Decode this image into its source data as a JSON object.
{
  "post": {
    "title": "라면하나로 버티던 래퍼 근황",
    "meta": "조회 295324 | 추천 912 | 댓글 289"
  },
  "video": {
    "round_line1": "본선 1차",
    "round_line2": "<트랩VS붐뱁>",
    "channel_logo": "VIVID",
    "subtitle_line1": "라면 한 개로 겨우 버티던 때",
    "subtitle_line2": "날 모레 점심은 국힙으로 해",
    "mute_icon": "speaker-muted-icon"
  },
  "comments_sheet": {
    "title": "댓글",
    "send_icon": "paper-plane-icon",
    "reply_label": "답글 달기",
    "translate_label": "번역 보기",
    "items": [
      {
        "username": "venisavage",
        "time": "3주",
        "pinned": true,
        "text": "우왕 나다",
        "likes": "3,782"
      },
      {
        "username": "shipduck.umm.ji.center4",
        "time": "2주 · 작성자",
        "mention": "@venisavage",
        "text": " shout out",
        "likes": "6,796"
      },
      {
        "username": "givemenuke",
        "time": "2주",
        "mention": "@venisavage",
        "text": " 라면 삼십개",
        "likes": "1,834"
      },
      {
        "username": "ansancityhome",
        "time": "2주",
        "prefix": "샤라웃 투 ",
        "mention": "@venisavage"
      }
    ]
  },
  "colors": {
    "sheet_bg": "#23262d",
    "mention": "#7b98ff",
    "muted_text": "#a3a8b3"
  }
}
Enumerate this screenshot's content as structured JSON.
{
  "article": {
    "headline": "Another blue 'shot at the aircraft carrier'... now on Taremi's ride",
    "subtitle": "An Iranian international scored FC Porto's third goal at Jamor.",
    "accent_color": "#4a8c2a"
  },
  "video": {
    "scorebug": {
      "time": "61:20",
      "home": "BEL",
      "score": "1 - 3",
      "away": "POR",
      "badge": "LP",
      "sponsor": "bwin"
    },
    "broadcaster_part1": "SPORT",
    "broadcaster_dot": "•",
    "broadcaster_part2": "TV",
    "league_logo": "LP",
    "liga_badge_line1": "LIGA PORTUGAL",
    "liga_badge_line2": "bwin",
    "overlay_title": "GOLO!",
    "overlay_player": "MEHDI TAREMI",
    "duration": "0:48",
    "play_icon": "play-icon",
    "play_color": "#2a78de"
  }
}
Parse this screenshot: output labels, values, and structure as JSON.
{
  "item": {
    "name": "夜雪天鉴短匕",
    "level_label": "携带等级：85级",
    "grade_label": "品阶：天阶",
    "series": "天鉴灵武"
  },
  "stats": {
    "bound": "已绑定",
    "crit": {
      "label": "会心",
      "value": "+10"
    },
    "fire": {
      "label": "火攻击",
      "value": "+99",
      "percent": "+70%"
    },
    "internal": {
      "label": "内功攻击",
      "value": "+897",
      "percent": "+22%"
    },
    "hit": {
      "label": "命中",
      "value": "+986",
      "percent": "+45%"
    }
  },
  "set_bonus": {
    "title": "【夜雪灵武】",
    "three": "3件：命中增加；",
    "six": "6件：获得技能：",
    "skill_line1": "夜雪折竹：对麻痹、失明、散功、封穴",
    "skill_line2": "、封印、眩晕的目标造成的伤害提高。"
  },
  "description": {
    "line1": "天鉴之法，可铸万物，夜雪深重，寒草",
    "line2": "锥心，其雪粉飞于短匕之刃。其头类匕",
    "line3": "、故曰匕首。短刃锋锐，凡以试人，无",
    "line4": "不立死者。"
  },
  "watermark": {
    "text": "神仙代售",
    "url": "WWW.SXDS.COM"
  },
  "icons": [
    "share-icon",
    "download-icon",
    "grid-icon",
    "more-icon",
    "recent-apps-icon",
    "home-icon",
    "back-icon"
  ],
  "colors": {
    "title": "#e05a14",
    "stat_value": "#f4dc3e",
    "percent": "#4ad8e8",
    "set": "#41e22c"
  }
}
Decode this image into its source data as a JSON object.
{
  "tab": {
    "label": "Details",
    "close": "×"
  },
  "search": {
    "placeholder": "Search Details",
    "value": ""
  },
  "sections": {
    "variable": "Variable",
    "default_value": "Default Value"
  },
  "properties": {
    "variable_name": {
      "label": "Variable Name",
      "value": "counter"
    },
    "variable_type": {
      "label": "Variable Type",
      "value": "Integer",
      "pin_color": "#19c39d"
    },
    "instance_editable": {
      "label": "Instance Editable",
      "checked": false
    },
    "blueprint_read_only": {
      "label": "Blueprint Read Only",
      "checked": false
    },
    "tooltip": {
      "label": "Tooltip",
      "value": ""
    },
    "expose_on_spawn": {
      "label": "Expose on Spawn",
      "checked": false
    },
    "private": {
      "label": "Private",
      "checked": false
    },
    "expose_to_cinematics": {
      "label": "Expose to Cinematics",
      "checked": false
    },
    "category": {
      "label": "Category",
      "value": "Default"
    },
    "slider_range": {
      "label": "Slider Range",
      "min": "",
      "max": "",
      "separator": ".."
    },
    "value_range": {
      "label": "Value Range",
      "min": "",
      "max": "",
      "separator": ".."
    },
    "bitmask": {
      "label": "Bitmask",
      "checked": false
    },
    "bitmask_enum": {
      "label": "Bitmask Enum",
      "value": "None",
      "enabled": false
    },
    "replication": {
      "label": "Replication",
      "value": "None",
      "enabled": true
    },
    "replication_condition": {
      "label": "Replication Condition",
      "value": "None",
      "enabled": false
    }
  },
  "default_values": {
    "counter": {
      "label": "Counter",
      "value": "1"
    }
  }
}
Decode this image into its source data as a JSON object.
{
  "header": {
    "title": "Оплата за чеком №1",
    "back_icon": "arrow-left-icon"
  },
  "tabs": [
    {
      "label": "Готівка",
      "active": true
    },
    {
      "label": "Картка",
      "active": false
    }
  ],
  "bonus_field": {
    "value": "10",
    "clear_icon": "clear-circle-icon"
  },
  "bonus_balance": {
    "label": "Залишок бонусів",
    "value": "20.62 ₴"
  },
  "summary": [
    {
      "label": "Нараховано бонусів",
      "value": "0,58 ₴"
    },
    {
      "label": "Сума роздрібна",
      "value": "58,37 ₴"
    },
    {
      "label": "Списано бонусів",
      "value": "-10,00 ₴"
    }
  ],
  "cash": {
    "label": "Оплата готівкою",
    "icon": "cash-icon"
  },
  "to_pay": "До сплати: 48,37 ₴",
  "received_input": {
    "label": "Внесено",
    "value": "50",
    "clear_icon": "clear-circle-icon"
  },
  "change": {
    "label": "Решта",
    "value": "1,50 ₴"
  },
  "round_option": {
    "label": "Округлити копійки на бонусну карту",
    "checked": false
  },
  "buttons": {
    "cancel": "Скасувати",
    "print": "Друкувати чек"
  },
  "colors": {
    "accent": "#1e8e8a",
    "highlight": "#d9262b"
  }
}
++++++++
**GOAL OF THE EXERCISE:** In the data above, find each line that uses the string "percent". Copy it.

**RESPONSE BOX:**
      "percent": "+70%"
      "percent": "+22%"
      "percent": "+45%"
    "percent": "#4ad8e8",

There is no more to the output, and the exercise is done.